The policy imposed a rule of 25 per cent maximum of a cafeteria or vending machine offerings being defined as “junk food”.
At that time, NSW Chief Health Officer Dr Kerry Chant referred to the goal of a 5 per cent reduction in overweight and obese adults by 2020 as the driving reason for the new rules.
Mr Fitzgerald is confident the gradual introduction of healthy living initiatives in Hamilton has prepared the community for the green-light menu in the hospital.
“Seventy per cent of people in the Western Region of Victoria are overweight and obese, which is much higher than the national average which is approximately 66 per cent according to Australian Institute of Health and Welfare reports,” he says.
“The obesity rates for young people in our area are also much higher than the national average. That was a strong indicator that as a community we needed to make a change.”
As far as developing a menu that offered healthy foods without sacrificing flavour nor eradicating all existing options, Mr Fitzgerald praises the creativity of their chefs and also acknowledges the support of the Victorian Government.
“We’ve got some really innovative chefs in our organisation,” Mr Fitzgerald says.
“We’ve had to revisit 150 menu options and focus on reducing fat, sugar and salt content.
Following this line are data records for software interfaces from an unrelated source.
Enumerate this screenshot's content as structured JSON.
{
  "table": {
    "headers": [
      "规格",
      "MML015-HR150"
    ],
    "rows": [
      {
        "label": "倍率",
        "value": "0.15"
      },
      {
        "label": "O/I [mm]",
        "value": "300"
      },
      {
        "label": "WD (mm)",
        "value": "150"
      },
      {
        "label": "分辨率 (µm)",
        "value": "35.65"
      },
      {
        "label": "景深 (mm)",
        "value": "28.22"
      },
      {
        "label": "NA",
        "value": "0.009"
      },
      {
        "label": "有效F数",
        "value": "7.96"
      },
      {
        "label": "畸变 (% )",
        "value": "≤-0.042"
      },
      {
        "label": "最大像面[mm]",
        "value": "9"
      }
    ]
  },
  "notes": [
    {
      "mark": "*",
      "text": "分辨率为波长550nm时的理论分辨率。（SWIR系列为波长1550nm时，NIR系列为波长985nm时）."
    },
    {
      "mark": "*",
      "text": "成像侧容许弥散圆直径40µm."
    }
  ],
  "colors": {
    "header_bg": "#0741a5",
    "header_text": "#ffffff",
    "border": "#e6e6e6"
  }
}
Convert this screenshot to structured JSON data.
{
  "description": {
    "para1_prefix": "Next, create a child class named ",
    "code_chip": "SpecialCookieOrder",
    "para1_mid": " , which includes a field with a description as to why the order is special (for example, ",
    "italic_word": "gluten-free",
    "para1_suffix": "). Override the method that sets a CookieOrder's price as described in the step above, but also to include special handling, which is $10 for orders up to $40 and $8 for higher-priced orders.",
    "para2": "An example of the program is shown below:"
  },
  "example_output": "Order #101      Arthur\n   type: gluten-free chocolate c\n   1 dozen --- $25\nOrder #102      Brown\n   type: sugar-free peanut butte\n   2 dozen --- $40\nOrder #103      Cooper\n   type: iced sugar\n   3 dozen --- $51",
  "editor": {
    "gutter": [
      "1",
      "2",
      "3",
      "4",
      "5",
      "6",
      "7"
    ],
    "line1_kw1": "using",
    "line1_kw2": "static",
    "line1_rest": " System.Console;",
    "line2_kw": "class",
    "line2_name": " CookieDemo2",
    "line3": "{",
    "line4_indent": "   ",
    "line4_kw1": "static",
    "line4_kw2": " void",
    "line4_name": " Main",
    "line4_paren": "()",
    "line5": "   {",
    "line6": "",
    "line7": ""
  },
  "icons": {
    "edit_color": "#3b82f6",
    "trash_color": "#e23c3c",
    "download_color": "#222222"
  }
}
“We’ve had to look at what we can substitute to meet the green light standards. So, everything on the menu goes through a Food Checker, developed by the Victorian Government and also the Healthy Eating Advisory Service.”